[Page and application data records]
+===+

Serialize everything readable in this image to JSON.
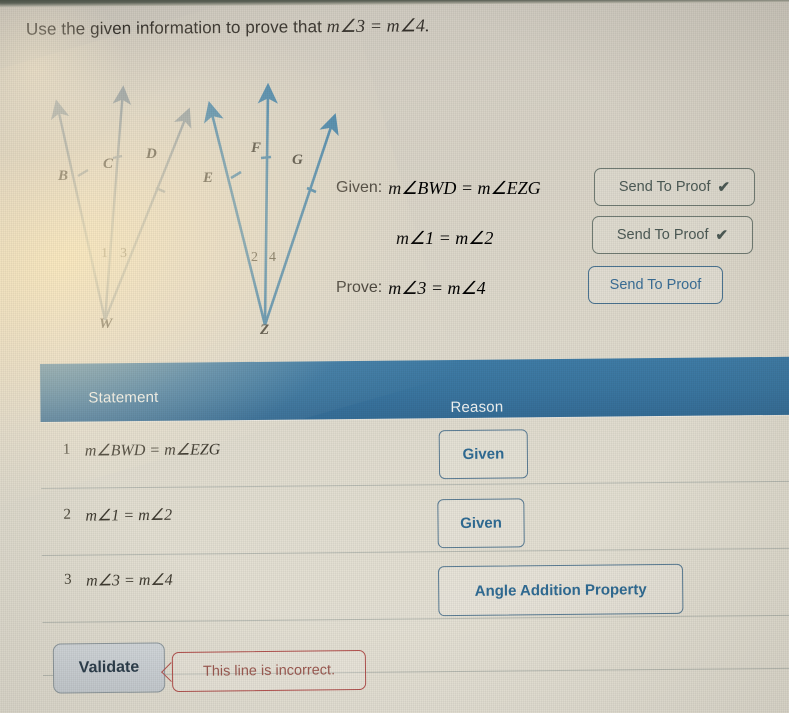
{
  "prompt": {
    "lead": "Use the given information to prove that",
    "statement": "m∠3 = m∠4."
  },
  "figure": {
    "left": {
      "vertex": "W",
      "rays": [
        "B",
        "C",
        "D"
      ],
      "angles": [
        "1",
        "3"
      ]
    },
    "right": {
      "vertex": "Z",
      "rays": [
        "E",
        "F",
        "G"
      ],
      "angles": [
        "2",
        "4"
      ]
    },
    "ray_color": "#3f82ab"
  },
  "givens": {
    "given_label": "Given:",
    "prove_label": "Prove:",
    "rows": [
      {
        "text": "m∠BWD = m∠EZG",
        "button": "Send To Proof",
        "sent": true,
        "check": "✔"
      },
      {
        "text": "m∠1 = m∠2",
        "button": "Send To Proof",
        "sent": true,
        "check": "✔"
      },
      {
        "text": "m∠3 = m∠4",
        "button": "Send To Proof",
        "sent": false,
        "check": ""
      }
    ]
  },
  "table": {
    "header_color": "#3a76a0",
    "columns": [
      "Statement",
      "Reason"
    ],
    "rows": [
      {
        "num": "1",
        "statement": "m∠BWD = m∠EZG",
        "reason": "Given"
      },
      {
        "num": "2",
        "statement": "m∠1 = m∠2",
        "reason": "Given"
      },
      {
        "num": "3",
        "statement": "m∠3 = m∠4",
        "reason": "Angle Addition Property"
      }
    ]
  },
  "footer": {
    "validate": "Validate",
    "error": "This line is incorrect.",
    "error_color": "#b4524f"
  }
}
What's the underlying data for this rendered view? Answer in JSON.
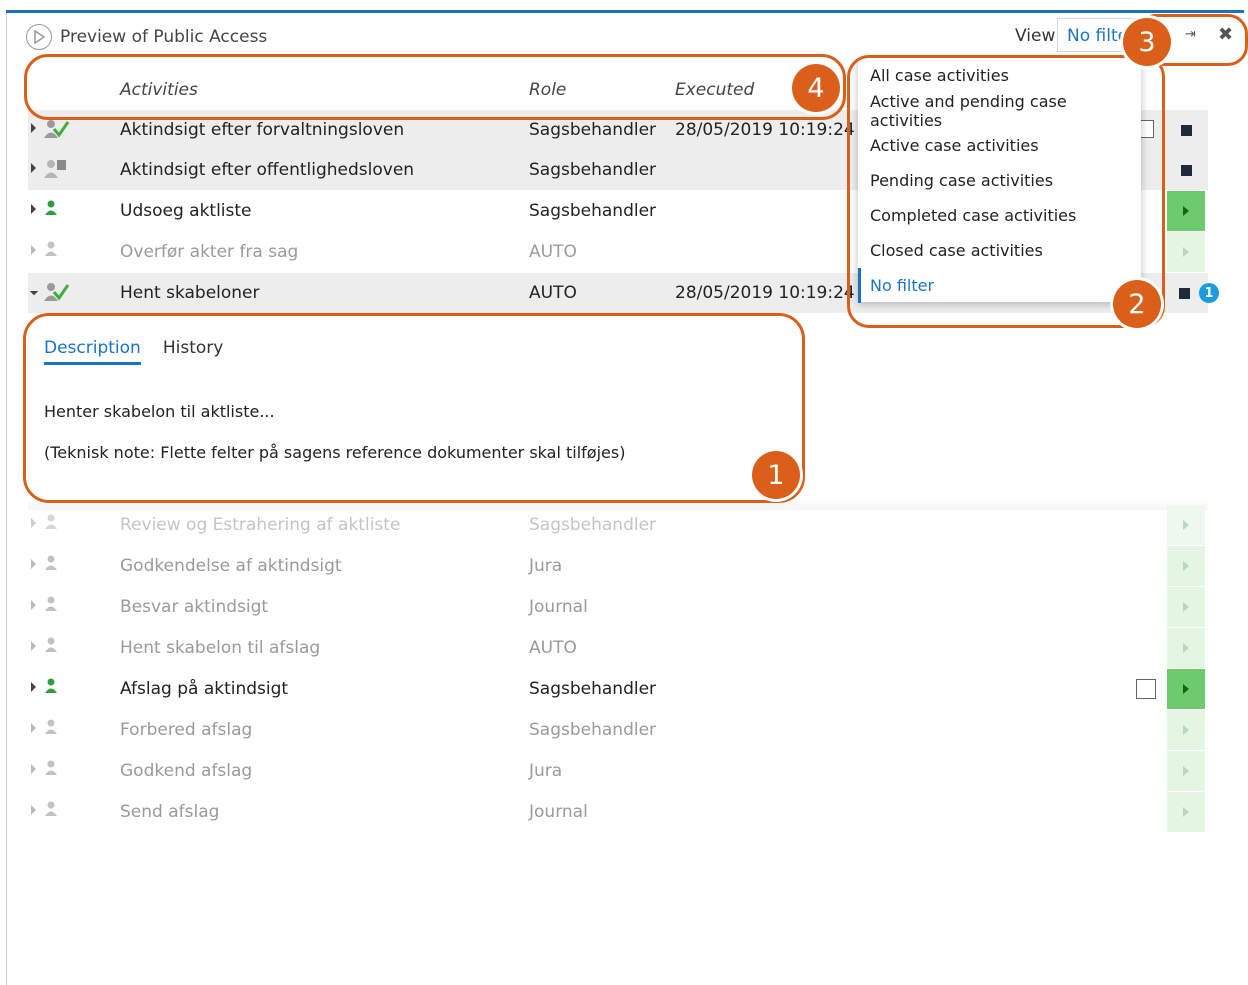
{
  "header": {
    "title": "Preview of Public Access",
    "view_label": "View",
    "view_value": "No filter"
  },
  "columns": {
    "activities": "Activities",
    "role": "Role",
    "executed": "Executed"
  },
  "rows_top": [
    {
      "name": "Aktindsigt efter forvaltningsloven",
      "role": "Sagsbehandler",
      "executed": "28/05/2019 10:19:24"
    },
    {
      "name": "Aktindsigt efter offentlighedsloven",
      "role": "Sagsbehandler",
      "executed": ""
    },
    {
      "name": "Udsoeg aktliste",
      "role": "Sagsbehandler",
      "executed": ""
    },
    {
      "name": "Overfør akter fra sag",
      "role": "AUTO",
      "executed": ""
    },
    {
      "name": "Hent skabeloner",
      "role": "AUTO",
      "executed": "28/05/2019 10:19:24",
      "badge": "1"
    }
  ],
  "dropdown": {
    "options": [
      "All case activities",
      "Active and pending case activities",
      "Active case activities",
      "Pending case activities",
      "Completed case activities",
      "Closed case activities",
      "No filter"
    ]
  },
  "detail": {
    "tab_description": "Description",
    "tab_history": "History",
    "line1": "Henter skabelon til aktliste...",
    "line2": "(Teknisk note: Flette felter på sagens reference dokumenter skal tilføjes)"
  },
  "rows_bottom": [
    {
      "name": "Review og Estrahering af aktliste",
      "role": "Sagsbehandler"
    },
    {
      "name": "Godkendelse af aktindsigt",
      "role": "Jura"
    },
    {
      "name": "Besvar aktindsigt",
      "role": "Journal"
    },
    {
      "name": "Hent skabelon til afslag",
      "role": "AUTO"
    },
    {
      "name": "Afslag på aktindsigt",
      "role": "Sagsbehandler"
    },
    {
      "name": "Forbered afslag",
      "role": "Sagsbehandler"
    },
    {
      "name": "Godkend afslag",
      "role": "Jura"
    },
    {
      "name": "Send afslag",
      "role": "Journal"
    }
  ],
  "annotations": [
    "1",
    "2",
    "3",
    "4"
  ],
  "colors": {
    "accent": "#1a73c9",
    "annotation": "#d95f1a",
    "run_green": "#6dcb6d",
    "done_green": "#3fae3f"
  }
}
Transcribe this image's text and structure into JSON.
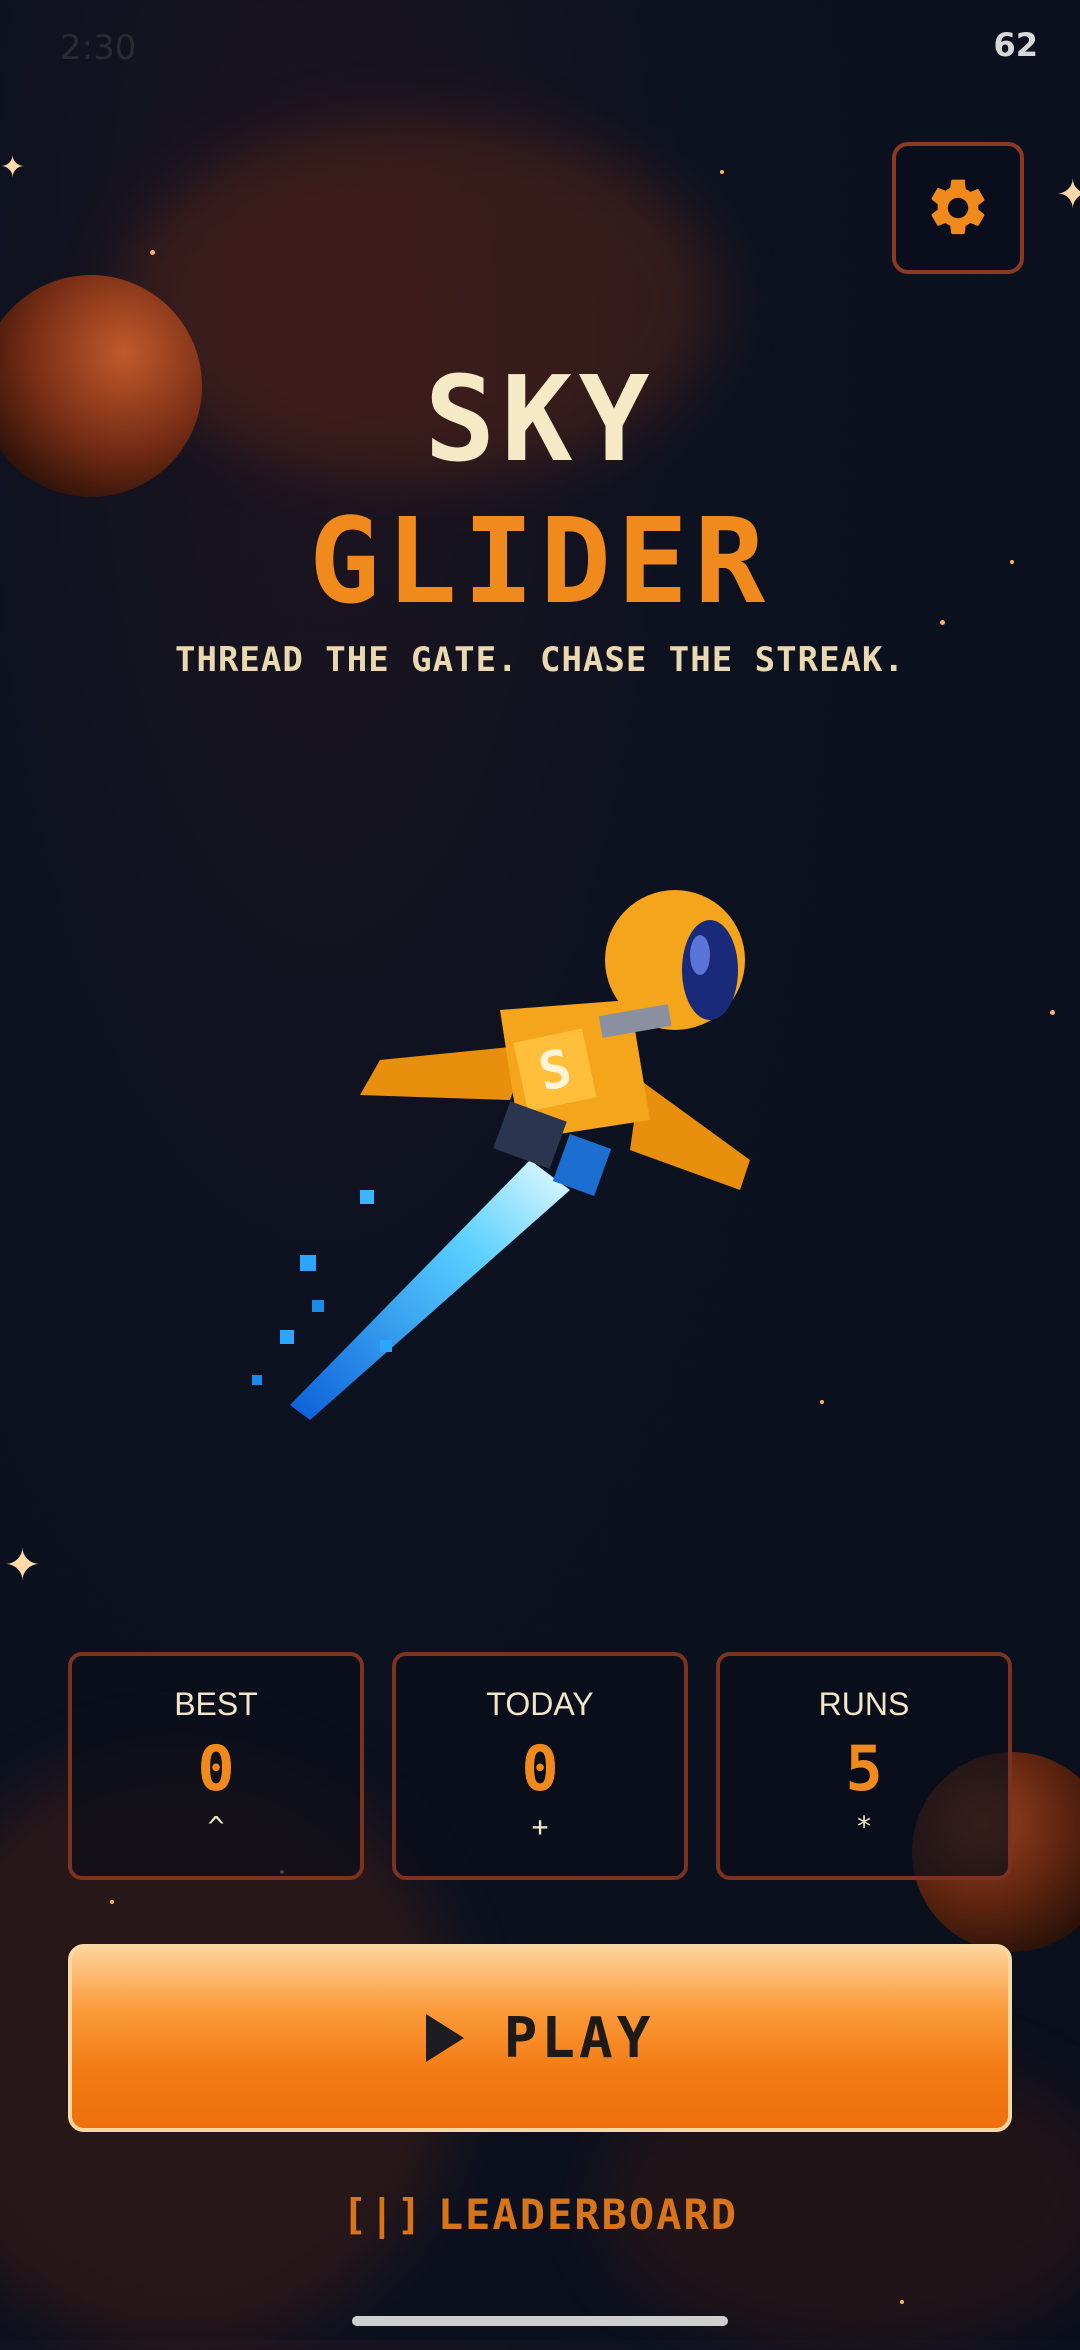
{
  "status": {
    "time": "2:30",
    "battery": "62"
  },
  "title": {
    "line1": "SKY",
    "line2": "GLIDER"
  },
  "tagline": "THREAD THE GATE. CHASE THE STREAK.",
  "character": {
    "badge": "S"
  },
  "stats": [
    {
      "label": "BEST",
      "value": "0",
      "glyph": "^"
    },
    {
      "label": "TODAY",
      "value": "0",
      "glyph": "+"
    },
    {
      "label": "RUNS",
      "value": "5",
      "glyph": "*"
    }
  ],
  "play_label": "PLAY",
  "leaderboard": {
    "icon": "[|]",
    "label": "LEADERBOARD"
  },
  "colors": {
    "accent": "#f08a1c",
    "cream": "#f5e9c6",
    "border": "#7b3320",
    "background": "#0a0f1c",
    "flame": "#1aa8ff"
  },
  "icons": {
    "settings": "gear-icon",
    "play": "play-icon",
    "leaderboard": "leaderboard-icon"
  }
}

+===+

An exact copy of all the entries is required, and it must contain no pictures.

Serialize everything readable in this image to JSON.
{
  "prompt": {
    "lead": "Use the given information to prove that",
    "statement": "m∠3 = m∠4."
  },
  "figure": {
    "left": {
      "vertex": "W",
      "rays": [
        "B",
        "C",
        "D"
      ],
      "angles": [
        "1",
        "3"
      ]
    },
    "right": {
      "vertex": "Z",
      "rays": [
        "E",
        "F",
        "G"
      ],
      "angles": [
        "2",
        "4"
      ]
    },
    "ray_color": "#3f82ab"
  },
  "givens": {
    "given_label": "Given:",
    "prove_label": "Prove:",
    "rows": [
      {
        "text": "m∠BWD = m∠EZG",
        "button": "Send To Proof",
        "sent": true,
        "check": "✔"
      },
      {
        "text": "m∠1 = m∠2",
        "button": "Send To Proof",
        "sent": true,
        "check": "✔"
      },
      {
        "text": "m∠3 = m∠4",
        "button": "Send To Proof",
        "sent": false,
        "check": ""
      }
    ]
  },
  "table": {
    "header_color": "#3a76a0",
    "columns": [
      "Statement",
      "Reason"
    ],
    "rows": [
      {
        "num": "1",
        "statement": "m∠BWD = m∠EZG",
        "reason": "Given"
      },
      {
        "num": "2",
        "statement": "m∠1 = m∠2",
        "reason": "Given"
      },
      {
        "num": "3",
        "statement": "m∠3 = m∠4",
        "reason": "Angle Addition Property"
      }
    ]
  },
  "footer": {
    "validate": "Validate",
    "error": "This line is incorrect.",
    "error_color": "#b4524f"
  }
}
What's the underlying data for this rendered view? Answer in JSON.
{
  "header": {
    "title": "Preview of Public Access",
    "view_label": "View",
    "view_value": "No filter"
  },
  "columns": {
    "activities": "Activities",
    "role": "Role",
    "executed": "Executed"
  },
  "rows_top": [
    {
      "name": "Aktindsigt efter forvaltningsloven",
      "role": "Sagsbehandler",
      "executed": "28/05/2019 10:19:24"
    },
    {
      "name": "Aktindsigt efter offentlighedsloven",
      "role": "Sagsbehandler",
      "executed": ""
    },
    {
      "name": "Udsoeg aktliste",
      "role": "Sagsbehandler",
      "executed": ""
    },
    {
      "name": "Overfør akter fra sag",
      "role": "AUTO",
      "executed": ""
    },
    {
      "name": "Hent skabeloner",
      "role": "AUTO",
      "executed": "28/05/2019 10:19:24",
      "badge": "1"
    }
  ],
  "dropdown": {
    "options": [
      "All case activities",
      "Active and pending case activities",
      "Active case activities",
      "Pending case activities",
      "Completed case activities",
      "Closed case activities",
      "No filter"
    ]
  },
  "detail": {
    "tab_description": "Description",
    "tab_history": "History",
    "line1": "Henter skabelon til aktliste...",
    "line2": "(Teknisk note: Flette felter på sagens reference dokumenter skal tilføjes)"
  },
  "rows_bottom": [
    {
      "name": "Review og Estrahering af aktliste",
      "role": "Sagsbehandler"
    },
    {
      "name": "Godkendelse af aktindsigt",
      "role": "Jura"
    },
    {
      "name": "Besvar aktindsigt",
      "role": "Journal"
    },
    {
      "name": "Hent skabelon til afslag",
      "role": "AUTO"
    },
    {
      "name": "Afslag på aktindsigt",
      "role": "Sagsbehandler"
    },
    {
      "name": "Forbered afslag",
      "role": "Sagsbehandler"
    },
    {
      "name": "Godkend afslag",
      "role": "Jura"
    },
    {
      "name": "Send afslag",
      "role": "Journal"
    }
  ],
  "annotations": [
    "1",
    "2",
    "3",
    "4"
  ],
  "colors": {
    "accent": "#1a73c9",
    "annotation": "#d95f1a",
    "run_green": "#6dcb6d",
    "done_green": "#3fae3f"
  }
}
Transcribe this image's text and structure into JSON.
{
  "status": {
    "time": "2:30",
    "battery": "62"
  },
  "title": {
    "line1": "SKY",
    "line2": "GLIDER"
  },
  "tagline": "THREAD THE GATE. CHASE THE STREAK.",
  "character": {
    "badge": "S"
  },
  "stats": [
    {
      "label": "BEST",
      "value": "0",
      "glyph": "^"
    },
    {
      "label": "TODAY",
      "value": "0",
      "glyph": "+"
    },
    {
      "label": "RUNS",
      "value": "5",
      "glyph": "*"
    }
  ],
  "play_label": "PLAY",
  "leaderboard": {
    "icon": "[|]",
    "label": "LEADERBOARD"
  },
  "colors": {
    "accent": "#f08a1c",
    "cream": "#f5e9c6",
    "border": "#7b3320",
    "background": "#0a0f1c",
    "flame": "#1aa8ff"
  },
  "icons": {
    "settings": "gear-icon",
    "play": "play-icon",
    "leaderboard": "leaderboard-icon"
  }
}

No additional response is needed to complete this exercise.